:: Task goal ::
Each record below should be printed exactly as it was written.

### Data shown ###

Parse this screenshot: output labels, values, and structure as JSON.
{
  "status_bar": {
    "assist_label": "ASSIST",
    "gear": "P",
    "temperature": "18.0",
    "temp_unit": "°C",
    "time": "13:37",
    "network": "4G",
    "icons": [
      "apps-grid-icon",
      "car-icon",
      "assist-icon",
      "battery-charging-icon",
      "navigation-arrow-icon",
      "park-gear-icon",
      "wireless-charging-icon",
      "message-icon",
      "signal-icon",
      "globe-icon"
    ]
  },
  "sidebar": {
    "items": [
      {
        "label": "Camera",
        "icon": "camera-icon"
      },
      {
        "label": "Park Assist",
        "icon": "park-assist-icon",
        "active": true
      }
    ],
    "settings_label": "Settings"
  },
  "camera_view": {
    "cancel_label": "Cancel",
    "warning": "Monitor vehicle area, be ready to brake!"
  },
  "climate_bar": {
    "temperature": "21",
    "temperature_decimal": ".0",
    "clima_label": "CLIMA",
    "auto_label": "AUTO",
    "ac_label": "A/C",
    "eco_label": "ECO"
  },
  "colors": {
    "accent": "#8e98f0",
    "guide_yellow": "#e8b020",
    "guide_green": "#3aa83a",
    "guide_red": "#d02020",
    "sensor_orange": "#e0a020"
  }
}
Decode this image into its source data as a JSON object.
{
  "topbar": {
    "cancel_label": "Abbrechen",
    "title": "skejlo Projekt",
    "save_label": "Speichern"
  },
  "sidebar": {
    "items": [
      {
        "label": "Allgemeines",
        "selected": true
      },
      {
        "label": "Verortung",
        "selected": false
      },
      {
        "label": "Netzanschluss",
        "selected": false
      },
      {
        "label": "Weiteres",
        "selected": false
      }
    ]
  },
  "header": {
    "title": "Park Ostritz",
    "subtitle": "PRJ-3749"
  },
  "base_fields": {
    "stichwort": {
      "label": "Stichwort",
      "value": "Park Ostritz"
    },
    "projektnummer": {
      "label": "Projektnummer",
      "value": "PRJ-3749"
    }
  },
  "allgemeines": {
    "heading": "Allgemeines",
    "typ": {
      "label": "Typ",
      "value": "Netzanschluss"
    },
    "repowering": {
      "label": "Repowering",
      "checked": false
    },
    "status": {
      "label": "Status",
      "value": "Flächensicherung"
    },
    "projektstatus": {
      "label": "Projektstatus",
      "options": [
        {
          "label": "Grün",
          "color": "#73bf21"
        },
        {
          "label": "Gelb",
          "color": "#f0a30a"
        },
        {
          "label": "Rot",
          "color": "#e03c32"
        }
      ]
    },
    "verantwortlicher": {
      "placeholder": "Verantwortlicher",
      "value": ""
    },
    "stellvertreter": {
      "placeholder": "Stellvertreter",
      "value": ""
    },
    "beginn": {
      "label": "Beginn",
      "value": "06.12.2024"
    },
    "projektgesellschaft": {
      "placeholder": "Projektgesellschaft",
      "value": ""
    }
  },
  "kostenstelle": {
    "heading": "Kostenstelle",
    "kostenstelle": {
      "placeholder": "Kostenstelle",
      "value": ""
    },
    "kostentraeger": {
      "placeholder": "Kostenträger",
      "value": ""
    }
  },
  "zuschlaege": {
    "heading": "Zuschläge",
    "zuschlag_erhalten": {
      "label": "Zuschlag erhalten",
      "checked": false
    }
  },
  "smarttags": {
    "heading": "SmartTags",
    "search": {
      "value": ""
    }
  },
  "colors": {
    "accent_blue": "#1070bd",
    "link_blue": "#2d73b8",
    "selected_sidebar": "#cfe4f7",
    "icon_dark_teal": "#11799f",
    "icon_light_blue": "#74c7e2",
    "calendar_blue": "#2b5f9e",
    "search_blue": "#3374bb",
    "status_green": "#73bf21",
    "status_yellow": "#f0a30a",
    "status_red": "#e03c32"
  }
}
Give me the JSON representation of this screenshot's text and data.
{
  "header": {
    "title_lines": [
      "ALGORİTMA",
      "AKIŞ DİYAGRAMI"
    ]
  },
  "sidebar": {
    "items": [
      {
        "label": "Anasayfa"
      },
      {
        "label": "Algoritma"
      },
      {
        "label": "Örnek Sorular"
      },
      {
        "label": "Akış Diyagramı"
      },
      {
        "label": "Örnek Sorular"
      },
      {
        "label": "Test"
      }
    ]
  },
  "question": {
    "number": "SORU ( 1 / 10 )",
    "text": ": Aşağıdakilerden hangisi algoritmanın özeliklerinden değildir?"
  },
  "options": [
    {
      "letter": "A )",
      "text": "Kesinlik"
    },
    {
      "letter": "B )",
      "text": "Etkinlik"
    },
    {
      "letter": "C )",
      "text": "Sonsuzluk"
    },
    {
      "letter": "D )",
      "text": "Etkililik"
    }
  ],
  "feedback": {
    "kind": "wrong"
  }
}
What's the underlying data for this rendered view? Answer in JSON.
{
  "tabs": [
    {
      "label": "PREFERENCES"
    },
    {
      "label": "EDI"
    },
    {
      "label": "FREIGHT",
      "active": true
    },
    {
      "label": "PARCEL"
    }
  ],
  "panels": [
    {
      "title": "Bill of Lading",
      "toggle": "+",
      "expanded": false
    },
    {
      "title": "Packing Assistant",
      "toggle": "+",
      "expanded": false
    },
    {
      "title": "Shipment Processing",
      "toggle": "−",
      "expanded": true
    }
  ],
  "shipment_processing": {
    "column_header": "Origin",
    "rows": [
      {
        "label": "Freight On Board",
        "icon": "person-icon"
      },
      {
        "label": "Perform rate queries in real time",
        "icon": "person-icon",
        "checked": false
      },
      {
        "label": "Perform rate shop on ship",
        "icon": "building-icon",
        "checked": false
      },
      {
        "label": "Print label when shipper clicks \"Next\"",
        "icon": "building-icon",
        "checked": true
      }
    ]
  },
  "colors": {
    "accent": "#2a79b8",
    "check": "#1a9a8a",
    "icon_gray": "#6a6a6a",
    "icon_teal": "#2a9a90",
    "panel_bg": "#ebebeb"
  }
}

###

:: Result of the exercise ::
Parse this screenshot: output labels, values, and structure as JSON.
{
  "status_bar": {
    "assist_label": "ASSIST",
    "gear": "P",
    "temperature": "18.0",
    "temp_unit": "°C",
    "time": "13:37",
    "network": "4G",
    "icons": [
      "apps-grid-icon",
      "car-icon",
      "assist-icon",
      "battery-charging-icon",
      "navigation-arrow-icon",
      "park-gear-icon",
      "wireless-charging-icon",
      "message-icon",
      "signal-icon",
      "globe-icon"
    ]
  },
  "sidebar": {
    "items": [
      {
        "label": "Camera",
        "icon": "camera-icon"
      },
      {
        "label": "Park Assist",
        "icon": "park-assist-icon",
        "active": true
      }
    ],
    "settings_label": "Settings"
  },
  "camera_view": {
    "cancel_label": "Cancel",
    "warning": "Monitor vehicle area, be ready to brake!"
  },
  "climate_bar": {
    "temperature": "21",
    "temperature_decimal": ".0",
    "clima_label": "CLIMA",
    "auto_label": "AUTO",
    "ac_label": "A/C",
    "eco_label": "ECO"
  },
  "colors": {
    "accent": "#8e98f0",
    "guide_yellow": "#e8b020",
    "guide_green": "#3aa83a",
    "guide_red": "#d02020",
    "sensor_orange": "#e0a020"
  }
}
Decode this image into its source data as a JSON object.
{
  "topbar": {
    "cancel_label": "Abbrechen",
    "title": "skejlo Projekt",
    "save_label": "Speichern"
  },
  "sidebar": {
    "items": [
      {
        "label": "Allgemeines",
        "selected": true
      },
      {
        "label": "Verortung",
        "selected": false
      },
      {
        "label": "Netzanschluss",
        "selected": false
      },
      {
        "label": "Weiteres",
        "selected": false
      }
    ]
  },
  "header": {
    "title": "Park Ostritz",
    "subtitle": "PRJ-3749"
  },
  "base_fields": {
    "stichwort": {
      "label": "Stichwort",
      "value": "Park Ostritz"
    },
    "projektnummer": {
      "label": "Projektnummer",
      "value": "PRJ-3749"
    }
  },
  "allgemeines": {
    "heading": "Allgemeines",
    "typ": {
      "label": "Typ",
      "value": "Netzanschluss"
    },
    "repowering": {
      "label": "Repowering",
      "checked": false
    },
    "status": {
      "label": "Status",
      "value": "Flächensicherung"
    },
    "projektstatus": {
      "label": "Projektstatus",
      "options": [
        {
          "label": "Grün",
          "color": "#73bf21"
        },
        {
          "label": "Gelb",
          "color": "#f0a30a"
        },
        {
          "label": "Rot",
          "color": "#e03c32"
        }
      ]
    },
    "verantwortlicher": {
      "placeholder": "Verantwortlicher",
      "value": ""
    },
    "stellvertreter": {
      "placeholder": "Stellvertreter",
      "value": ""
    },
    "beginn": {
      "label": "Beginn",
      "value": "06.12.2024"
    },
    "projektgesellschaft": {
      "placeholder": "Projektgesellschaft",
      "value": ""
    }
  },
  "kostenstelle": {
    "heading": "Kostenstelle",
    "kostenstelle": {
      "placeholder": "Kostenstelle",
      "value": ""
    },
    "kostentraeger": {
      "placeholder": "Kostenträger",
      "value": ""
    }
  },
  "zuschlaege": {
    "heading": "Zuschläge",
    "zuschlag_erhalten": {
      "label": "Zuschlag erhalten",
      "checked": false
    }
  },
  "smarttags": {
    "heading": "SmartTags",
    "search": {
      "value": ""
    }
  },
  "colors": {
    "accent_blue": "#1070bd",
    "link_blue": "#2d73b8",
    "selected_sidebar": "#cfe4f7",
    "icon_dark_teal": "#11799f",
    "icon_light_blue": "#74c7e2",
    "calendar_blue": "#2b5f9e",
    "search_blue": "#3374bb",
    "status_green": "#73bf21",
    "status_yellow": "#f0a30a",
    "status_red": "#e03c32"
  }
}
Give me the JSON representation of this screenshot's text and data.
{
  "header": {
    "title_lines": [
      "ALGORİTMA",
      "AKIŞ DİYAGRAMI"
    ]
  },
  "sidebar": {
    "items": [
      {
        "label": "Anasayfa"
      },
      {
        "label": "Algoritma"
      },
      {
        "label": "Örnek Sorular"
      },
      {
        "label": "Akış Diyagramı"
      },
      {
        "label": "Örnek Sorular"
      },
      {
        "label": "Test"
      }
    ]
  },
  "question": {
    "number": "SORU ( 1 / 10 )",
    "text": ": Aşağıdakilerden hangisi algoritmanın özeliklerinden değildir?"
  },
  "options": [
    {
      "letter": "A )",
      "text": "Kesinlik"
    },
    {
      "letter": "B )",
      "text": "Etkinlik"
    },
    {
      "letter": "C )",
      "text": "Sonsuzluk"
    },
    {
      "letter": "D )",
      "text": "Etkililik"
    }
  ],
  "feedback": {
    "kind": "wrong"
  }
}
What's the underlying data for this rendered view? Answer in JSON.
{
  "tabs": [
    {
      "label": "PREFERENCES"
    },
    {
      "label": "EDI"
    },
    {
      "label": "FREIGHT",
      "active": true
    },
    {
      "label": "PARCEL"
    }
  ],
  "panels": [
    {
      "title": "Bill of Lading",
      "toggle": "+",
      "expanded": false
    },
    {
      "title": "Packing Assistant",
      "toggle": "+",
      "expanded": false
    },
    {
      "title": "Shipment Processing",
      "toggle": "−",
      "expanded": true
    }
  ],
  "shipment_processing": {
    "column_header": "Origin",
    "rows": [
      {
        "label": "Freight On Board",
        "icon": "person-icon"
      },
      {
        "label": "Perform rate queries in real time",
        "icon": "person-icon",
        "checked": false
      },
      {
        "label": "Perform rate shop on ship",
        "icon": "building-icon",
        "checked": false
      },
      {
        "label": "Print label when shipper clicks \"Next\"",
        "icon": "building-icon",
        "checked": true
      }
    ]
  },
  "colors": {
    "accent": "#2a79b8",
    "check": "#1a9a8a",
    "icon_gray": "#6a6a6a",
    "icon_teal": "#2a9a90",
    "panel_bg": "#ebebeb"
  }
}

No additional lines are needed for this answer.